Crisis Management Plan: 8-step guide
A crisis can be defined as a difficult or dangerous situation that requires quick and effective action.
A crisis can occur from internal or external causes, and harm a business in multiple ways.
There are different types of crises that businesses may face, including product defects, fires, natural disasters, security breaches, technology failures, and lawsuits.
A crisis is always behind the corner. And can escalate quickly.
Companies that can anticipate potential crisis situations will be better prepared to respond quickly and effectively should a crisis occur.
And crisis management is no longer optional. It has become an integral part of running a successful company.
That is why it’s important for all organizations to have effective crisis management plan in place to address crisis situation as they arise.
Don’t just prepare for a crisis, expect it.
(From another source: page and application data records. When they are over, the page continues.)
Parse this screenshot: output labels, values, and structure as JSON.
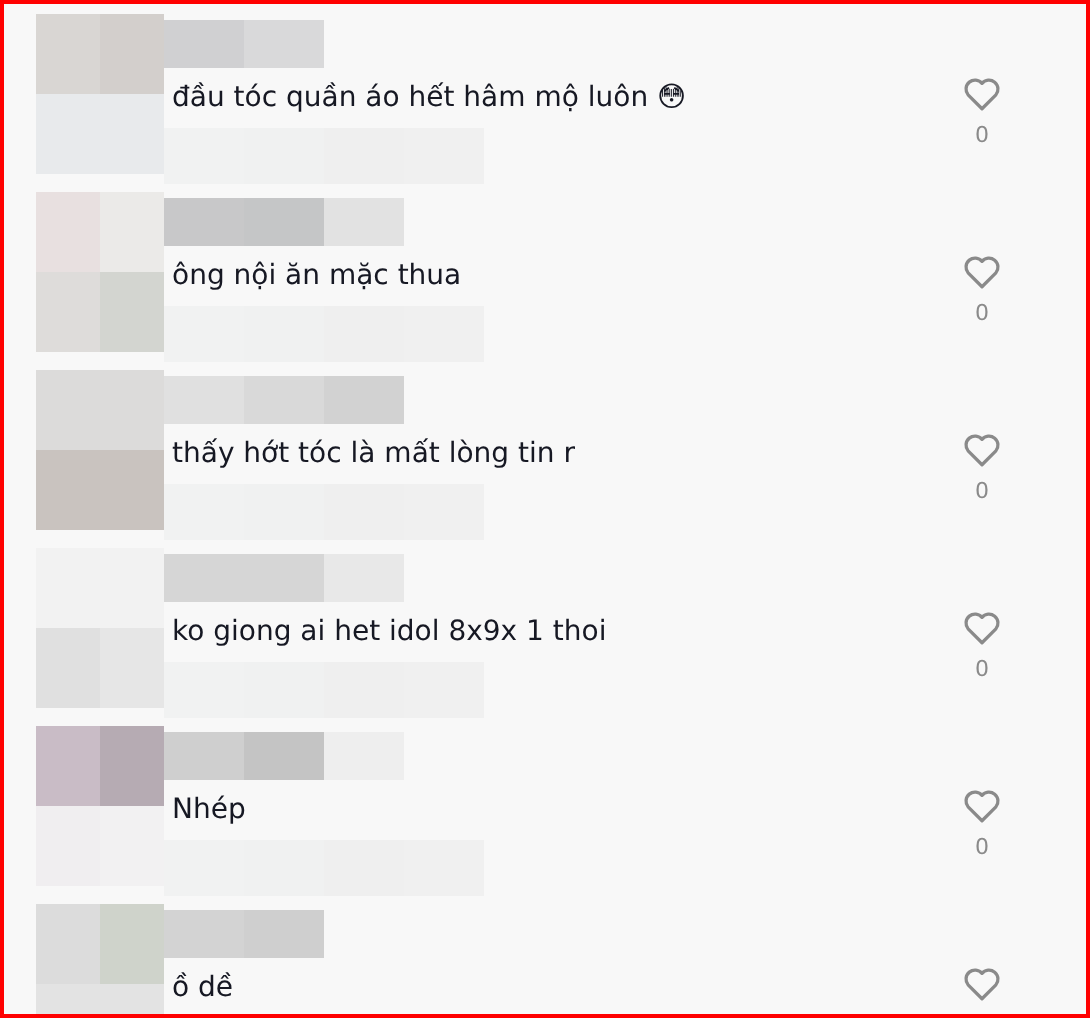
{
  "comments": [
    {
      "text": "đầu tóc quần áo hết hâm mộ luôn 😳",
      "likes": "0"
    },
    {
      "text": "ông nội ăn mặc thua",
      "likes": "0"
    },
    {
      "text": "thấy hớt tóc là mất lòng tin r",
      "likes": "0"
    },
    {
      "text": "ko giong ai het idol 8x9x 1 thoi",
      "likes": "0"
    },
    {
      "text": "Nhép",
      "likes": "0"
    },
    {
      "text": "ồ dề"
    }
  ]
}
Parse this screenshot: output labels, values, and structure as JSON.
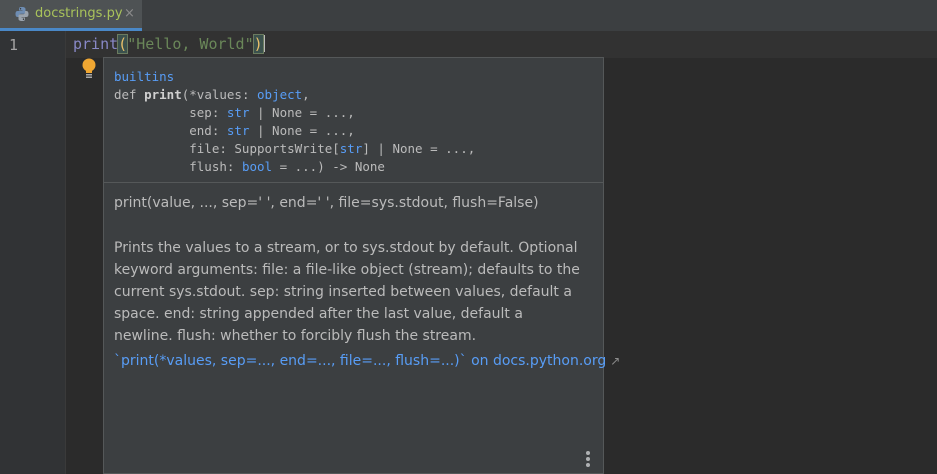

The best way to prepare is by creating a crisis management plan.
With an effective CMP in place, you can respond quickly and effectively to almost any type of crisis that threatens your business operations.
While it’s unrealistic to develop a unique crisis management plan for all the possible crisis scenarios, we can build a highly adaptable plan — one the entire team can execute flawlessly, before, during, and after each a crisis.
Here is your quick guide in just 8 steps. To helping you build your own crisis management plan from scratch!
1. Build a team
In the event of a crisis, the crisis management team develops and executes a crisis management plan. Usually within the team you would have a crisis management advisor, a public relations specialist, a human resources advisor, legal & financial advisors, and a safety advisor. Together, they’ll establish a hierarchy, and an escalation process for decisions.
2. Risk analysis
The risks your company may face will be physically outlined and ranked in order of probability in a risk analysis. Legal issues, natural disasters, reputation damage, cyberattacks, product safety issues, industrial accidents, workplace violence, extortion attempts, and boycotts are some of the most common types of crises faced by organizations. Cover the most likely threats to your organization, even if you don’t have to include them all.
3. Activation protocol
The activation protocol specifies when action should be taken. In the event that a crisis reaches a certain level of business impact, the crisis management team is triggered to respond. For example, you may decide to hold off on taking action until the crisis reaches a certain level. (Often referred to as “Business Impact Analysis” or BIA). Your procedure should also include the roles assigned to each team member as well as their responsibilities during response efforts.
4. Emergency contacts
To speed up the response process for crises requiring external assistance, include the main emergency contact information. In addition to law enforcement, hospital first responders, and the fire department, your emergency contact list may include plumbing services, electricians, poison control, and other services related to the risks you identified in your analysis.
5. Crisis communication plan
Once a crisis has spread, you’ll need to inform key internal and external stakeholders, and the public of the situation. Your internal operations may not be the only things impacted. It is important to include details about who will deliver the information and who will handle feedback in your external crisis communication strategy.
6. Monitor threats and review the CMP
Disruption to an organization’s business can occur when it is least expected, so it is important that an organization looks ahead and assesses potential threats, whether internal or external. In order to remain effective in the event of a crisis, the CMP must be reviewed periodically as the business environment changes.
7. Post-crisis assessment
A post-crisis assessment reminds your team to follow up and assess what went well and what didn’t. You can then update your crisis plan with lessons learned to improve your response procedures and reduce business impact with a post-crisis assessment.
8. Test! Test! Test!
In order to quickly implement a CMP during a crisis, it is important to conduct periodic exercises or simulations. Practices or drills of crisis situations can reveal an organization’s strengths and weaknesses. The team should analyze what went well and what did not, and update the CMP accordingly after the challenge. Providing crisis management training and including all personnel in the test scenarios will make them aware of the CMP. By doing this, personnel can be proactive when a crisis arises, including knowing who to contact.
It can be hard to know what to do in a crisis situation.
Maybe you’re worried about how to respond if something bad happens. Or maybe you’re just trying to figure out what a crisis is.
No matter what’s on your mind, we’re here to help you plan, prepare, and push through your challenges head on.
Whether it’s an emergency situation or a regular occurrence, our team is always on standby to help with providing consultancy or custom training courses.
Small bonus! Download and save the 8-step guide infographic below.